Task item – Please count how many lines in the entries below contain "meno" and reply with the figure alone.

[Source data]
Segment Open

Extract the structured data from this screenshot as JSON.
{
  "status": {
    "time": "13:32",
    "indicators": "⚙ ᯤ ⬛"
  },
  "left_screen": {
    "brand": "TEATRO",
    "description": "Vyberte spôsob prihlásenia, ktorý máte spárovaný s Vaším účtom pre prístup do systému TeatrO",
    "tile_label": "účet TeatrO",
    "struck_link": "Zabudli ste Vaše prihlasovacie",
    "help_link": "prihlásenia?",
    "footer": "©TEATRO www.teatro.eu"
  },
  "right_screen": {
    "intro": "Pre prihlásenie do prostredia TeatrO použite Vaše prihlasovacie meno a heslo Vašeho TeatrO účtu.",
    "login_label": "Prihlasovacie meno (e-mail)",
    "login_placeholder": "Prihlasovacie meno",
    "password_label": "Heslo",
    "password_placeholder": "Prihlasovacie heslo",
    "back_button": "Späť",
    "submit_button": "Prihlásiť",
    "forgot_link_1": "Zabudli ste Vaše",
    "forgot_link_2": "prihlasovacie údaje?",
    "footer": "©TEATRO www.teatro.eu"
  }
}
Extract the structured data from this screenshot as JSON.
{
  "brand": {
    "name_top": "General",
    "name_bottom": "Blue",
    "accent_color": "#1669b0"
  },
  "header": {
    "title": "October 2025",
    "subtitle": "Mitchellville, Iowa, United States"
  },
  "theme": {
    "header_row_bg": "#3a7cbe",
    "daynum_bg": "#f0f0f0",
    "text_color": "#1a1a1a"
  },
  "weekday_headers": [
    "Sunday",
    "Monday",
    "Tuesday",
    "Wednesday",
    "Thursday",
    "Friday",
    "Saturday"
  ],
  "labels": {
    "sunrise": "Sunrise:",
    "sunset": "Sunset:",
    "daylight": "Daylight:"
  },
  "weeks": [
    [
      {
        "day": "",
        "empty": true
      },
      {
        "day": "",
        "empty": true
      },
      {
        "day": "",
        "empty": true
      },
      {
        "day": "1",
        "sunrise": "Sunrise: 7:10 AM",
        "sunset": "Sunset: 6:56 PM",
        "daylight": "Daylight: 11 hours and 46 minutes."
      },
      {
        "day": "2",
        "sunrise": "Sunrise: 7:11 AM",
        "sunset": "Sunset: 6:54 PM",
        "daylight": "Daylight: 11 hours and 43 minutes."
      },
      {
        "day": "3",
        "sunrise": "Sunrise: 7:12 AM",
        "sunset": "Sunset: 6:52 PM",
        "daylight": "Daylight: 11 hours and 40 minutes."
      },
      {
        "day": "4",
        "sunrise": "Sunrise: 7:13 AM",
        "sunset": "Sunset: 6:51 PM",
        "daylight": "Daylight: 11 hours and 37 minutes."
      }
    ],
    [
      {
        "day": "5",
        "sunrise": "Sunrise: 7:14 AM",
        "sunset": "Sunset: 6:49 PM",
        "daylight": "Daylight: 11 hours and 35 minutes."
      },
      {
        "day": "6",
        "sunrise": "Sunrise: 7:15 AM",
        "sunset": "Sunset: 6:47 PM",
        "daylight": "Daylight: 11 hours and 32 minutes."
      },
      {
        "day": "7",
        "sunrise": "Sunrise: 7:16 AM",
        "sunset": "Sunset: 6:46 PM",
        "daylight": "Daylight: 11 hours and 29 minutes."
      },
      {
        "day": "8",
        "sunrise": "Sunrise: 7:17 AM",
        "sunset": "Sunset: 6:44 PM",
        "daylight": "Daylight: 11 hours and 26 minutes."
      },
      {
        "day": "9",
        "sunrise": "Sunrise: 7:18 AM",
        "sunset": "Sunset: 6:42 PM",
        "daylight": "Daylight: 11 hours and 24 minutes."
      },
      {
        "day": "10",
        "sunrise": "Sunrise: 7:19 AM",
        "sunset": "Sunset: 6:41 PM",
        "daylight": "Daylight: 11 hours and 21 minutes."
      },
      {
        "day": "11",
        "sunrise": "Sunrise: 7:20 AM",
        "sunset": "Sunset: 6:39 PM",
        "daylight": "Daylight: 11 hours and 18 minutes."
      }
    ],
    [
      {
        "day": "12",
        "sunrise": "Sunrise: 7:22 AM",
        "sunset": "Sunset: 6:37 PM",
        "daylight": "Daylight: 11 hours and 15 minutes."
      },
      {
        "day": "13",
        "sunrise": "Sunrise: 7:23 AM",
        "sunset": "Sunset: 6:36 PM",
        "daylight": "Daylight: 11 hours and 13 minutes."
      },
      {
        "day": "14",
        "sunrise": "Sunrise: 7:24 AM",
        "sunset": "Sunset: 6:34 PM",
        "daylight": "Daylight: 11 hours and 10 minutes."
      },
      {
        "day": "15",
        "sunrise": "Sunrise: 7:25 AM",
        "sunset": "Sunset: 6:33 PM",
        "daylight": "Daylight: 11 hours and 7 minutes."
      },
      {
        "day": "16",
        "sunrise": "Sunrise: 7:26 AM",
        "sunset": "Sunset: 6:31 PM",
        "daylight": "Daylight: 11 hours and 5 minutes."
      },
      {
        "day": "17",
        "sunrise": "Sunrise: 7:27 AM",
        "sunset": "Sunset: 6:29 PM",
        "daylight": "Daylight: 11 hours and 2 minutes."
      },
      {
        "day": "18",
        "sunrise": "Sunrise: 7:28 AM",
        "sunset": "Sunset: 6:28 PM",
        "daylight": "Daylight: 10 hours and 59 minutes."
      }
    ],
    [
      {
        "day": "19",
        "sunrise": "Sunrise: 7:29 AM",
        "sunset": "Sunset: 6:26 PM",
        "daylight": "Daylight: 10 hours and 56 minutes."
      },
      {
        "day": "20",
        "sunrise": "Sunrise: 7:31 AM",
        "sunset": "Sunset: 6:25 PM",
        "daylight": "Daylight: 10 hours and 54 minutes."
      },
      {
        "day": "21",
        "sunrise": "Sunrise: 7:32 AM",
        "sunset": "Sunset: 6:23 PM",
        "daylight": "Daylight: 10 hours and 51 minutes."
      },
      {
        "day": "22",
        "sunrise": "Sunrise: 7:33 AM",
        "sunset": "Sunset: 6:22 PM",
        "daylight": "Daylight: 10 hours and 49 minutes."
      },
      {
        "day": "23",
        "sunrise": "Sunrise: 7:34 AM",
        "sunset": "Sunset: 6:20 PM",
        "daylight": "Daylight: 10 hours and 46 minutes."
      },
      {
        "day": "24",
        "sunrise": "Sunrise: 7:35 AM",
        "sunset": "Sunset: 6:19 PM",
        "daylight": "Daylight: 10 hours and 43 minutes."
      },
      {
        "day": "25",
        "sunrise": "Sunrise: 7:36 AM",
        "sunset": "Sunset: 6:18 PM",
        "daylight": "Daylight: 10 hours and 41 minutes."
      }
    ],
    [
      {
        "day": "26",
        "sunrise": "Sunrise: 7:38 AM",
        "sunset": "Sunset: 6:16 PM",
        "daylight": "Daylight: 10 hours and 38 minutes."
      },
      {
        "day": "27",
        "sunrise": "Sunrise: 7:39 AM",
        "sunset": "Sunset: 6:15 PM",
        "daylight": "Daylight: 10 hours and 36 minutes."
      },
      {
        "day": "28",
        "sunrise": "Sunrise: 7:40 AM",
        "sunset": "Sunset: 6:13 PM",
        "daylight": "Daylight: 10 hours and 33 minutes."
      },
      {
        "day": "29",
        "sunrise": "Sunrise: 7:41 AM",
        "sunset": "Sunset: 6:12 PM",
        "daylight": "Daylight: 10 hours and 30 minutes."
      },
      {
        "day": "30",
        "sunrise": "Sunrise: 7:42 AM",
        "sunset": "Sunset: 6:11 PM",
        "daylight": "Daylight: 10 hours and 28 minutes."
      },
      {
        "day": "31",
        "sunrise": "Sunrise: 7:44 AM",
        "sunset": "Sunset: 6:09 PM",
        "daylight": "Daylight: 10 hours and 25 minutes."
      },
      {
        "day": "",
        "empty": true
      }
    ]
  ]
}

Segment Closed

Solution to this exercise – 3